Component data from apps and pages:

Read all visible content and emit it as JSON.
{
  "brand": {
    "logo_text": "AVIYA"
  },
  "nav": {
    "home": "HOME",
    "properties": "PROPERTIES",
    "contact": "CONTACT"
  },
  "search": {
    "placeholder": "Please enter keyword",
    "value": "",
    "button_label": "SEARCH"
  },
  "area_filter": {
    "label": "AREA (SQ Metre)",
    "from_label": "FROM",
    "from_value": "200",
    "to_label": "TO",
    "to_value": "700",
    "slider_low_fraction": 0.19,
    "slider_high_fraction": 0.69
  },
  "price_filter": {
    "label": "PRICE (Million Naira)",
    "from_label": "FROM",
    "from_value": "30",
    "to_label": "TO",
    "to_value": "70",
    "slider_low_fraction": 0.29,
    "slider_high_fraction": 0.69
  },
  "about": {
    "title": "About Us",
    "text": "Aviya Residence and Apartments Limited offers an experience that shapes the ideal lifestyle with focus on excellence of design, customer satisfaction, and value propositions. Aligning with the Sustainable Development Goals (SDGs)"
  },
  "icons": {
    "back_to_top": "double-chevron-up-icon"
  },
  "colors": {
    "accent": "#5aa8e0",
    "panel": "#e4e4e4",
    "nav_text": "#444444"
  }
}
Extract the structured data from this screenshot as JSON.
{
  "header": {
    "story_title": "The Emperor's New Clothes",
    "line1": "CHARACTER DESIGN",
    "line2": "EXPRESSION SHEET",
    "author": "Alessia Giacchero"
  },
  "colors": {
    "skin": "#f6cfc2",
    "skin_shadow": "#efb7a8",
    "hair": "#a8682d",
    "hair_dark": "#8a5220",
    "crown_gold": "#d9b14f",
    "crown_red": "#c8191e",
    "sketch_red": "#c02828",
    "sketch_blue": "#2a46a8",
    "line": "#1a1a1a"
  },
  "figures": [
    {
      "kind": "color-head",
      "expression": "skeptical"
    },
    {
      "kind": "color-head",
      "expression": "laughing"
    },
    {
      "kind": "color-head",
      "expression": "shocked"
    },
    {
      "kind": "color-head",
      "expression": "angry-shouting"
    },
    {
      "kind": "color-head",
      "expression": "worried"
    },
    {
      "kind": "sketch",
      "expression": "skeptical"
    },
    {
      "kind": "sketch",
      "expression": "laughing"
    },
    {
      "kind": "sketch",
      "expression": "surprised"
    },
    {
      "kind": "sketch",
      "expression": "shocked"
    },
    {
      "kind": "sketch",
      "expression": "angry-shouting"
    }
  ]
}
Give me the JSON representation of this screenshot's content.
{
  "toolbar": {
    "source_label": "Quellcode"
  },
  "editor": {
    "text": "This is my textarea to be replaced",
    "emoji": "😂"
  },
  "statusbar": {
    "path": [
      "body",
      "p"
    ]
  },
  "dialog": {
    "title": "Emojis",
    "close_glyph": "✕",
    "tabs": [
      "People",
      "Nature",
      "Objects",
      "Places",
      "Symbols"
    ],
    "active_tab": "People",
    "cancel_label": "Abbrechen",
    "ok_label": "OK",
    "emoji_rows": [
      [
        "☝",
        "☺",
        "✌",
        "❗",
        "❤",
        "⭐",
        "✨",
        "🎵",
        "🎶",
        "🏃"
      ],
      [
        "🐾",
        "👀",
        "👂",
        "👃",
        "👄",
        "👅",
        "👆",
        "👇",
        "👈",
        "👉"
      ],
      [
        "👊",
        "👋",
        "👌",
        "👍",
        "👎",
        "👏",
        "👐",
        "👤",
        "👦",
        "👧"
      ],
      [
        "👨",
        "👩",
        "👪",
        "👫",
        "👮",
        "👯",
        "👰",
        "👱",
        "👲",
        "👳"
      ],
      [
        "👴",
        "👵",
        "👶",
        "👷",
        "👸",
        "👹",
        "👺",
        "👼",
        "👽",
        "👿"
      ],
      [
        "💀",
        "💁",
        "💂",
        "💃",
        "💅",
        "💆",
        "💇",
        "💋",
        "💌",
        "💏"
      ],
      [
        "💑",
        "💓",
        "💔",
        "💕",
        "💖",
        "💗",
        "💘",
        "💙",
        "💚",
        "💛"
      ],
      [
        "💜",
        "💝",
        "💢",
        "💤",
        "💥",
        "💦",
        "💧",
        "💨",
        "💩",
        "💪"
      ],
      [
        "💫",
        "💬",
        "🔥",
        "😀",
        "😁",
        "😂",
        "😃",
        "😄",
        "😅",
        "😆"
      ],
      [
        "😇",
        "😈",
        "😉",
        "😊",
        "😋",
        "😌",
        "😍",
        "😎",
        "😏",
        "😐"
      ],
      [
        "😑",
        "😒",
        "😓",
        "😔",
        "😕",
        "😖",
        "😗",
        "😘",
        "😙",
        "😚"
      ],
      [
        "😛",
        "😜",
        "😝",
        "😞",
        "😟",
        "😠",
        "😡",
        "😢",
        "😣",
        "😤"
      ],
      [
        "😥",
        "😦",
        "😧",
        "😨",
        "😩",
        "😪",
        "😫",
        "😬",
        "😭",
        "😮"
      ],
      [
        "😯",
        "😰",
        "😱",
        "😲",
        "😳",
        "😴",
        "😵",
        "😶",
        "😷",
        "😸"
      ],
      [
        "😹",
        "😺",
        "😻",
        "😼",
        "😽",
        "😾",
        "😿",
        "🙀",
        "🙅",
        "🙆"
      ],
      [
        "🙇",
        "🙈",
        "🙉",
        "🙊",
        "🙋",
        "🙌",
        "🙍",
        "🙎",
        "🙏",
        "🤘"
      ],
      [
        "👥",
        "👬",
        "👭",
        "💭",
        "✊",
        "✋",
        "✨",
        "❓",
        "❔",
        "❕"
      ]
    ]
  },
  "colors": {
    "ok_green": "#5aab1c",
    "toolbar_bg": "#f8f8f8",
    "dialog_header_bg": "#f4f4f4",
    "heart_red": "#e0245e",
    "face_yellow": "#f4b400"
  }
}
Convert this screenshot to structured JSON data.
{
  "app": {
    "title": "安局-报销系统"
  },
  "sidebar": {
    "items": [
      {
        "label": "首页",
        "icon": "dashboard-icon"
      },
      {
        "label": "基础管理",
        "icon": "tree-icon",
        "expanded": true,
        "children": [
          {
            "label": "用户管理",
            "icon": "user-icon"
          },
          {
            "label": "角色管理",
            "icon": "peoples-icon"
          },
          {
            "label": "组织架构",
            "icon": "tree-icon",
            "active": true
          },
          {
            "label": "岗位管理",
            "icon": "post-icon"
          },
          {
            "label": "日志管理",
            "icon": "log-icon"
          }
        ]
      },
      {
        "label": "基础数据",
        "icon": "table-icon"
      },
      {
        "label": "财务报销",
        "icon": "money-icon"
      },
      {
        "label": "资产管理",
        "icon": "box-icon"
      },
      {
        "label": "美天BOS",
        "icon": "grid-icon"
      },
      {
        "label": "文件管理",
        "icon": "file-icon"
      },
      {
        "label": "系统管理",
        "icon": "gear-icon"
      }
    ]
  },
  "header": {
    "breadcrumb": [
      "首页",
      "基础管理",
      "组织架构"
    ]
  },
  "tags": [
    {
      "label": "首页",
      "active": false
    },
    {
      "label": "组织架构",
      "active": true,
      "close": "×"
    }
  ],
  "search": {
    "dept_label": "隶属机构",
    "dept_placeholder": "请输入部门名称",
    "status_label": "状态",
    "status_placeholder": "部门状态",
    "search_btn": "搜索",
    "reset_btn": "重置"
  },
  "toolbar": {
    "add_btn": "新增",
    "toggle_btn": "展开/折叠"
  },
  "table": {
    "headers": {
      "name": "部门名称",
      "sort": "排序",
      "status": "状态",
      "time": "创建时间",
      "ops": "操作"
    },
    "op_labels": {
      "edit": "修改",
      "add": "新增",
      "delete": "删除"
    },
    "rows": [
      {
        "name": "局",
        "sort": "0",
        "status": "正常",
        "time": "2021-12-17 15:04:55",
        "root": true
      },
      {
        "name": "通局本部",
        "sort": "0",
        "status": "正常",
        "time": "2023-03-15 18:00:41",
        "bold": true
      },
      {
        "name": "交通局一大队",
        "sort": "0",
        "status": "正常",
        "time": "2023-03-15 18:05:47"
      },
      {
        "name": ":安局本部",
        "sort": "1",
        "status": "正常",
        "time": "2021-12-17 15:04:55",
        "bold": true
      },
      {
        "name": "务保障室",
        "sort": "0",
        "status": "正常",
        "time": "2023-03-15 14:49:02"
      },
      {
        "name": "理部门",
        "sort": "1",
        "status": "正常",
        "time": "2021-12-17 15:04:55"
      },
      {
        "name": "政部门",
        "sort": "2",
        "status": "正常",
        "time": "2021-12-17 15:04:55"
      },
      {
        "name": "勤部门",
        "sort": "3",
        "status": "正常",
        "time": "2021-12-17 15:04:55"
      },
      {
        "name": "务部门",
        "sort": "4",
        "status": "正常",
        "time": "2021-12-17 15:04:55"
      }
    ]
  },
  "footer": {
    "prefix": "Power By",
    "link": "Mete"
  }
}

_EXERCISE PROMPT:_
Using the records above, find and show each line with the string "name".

_WORKED SOLUTION:_
      "name": "部门名称",
        "name": "局",
        "name": "通局本部",
        "name": "交通局一大队",
        "name": ":安局本部",
        "name": "务保障室",
        "name": "理部门",
        "name": "政部门",
        "name": "勤部门",
        "name": "务部门",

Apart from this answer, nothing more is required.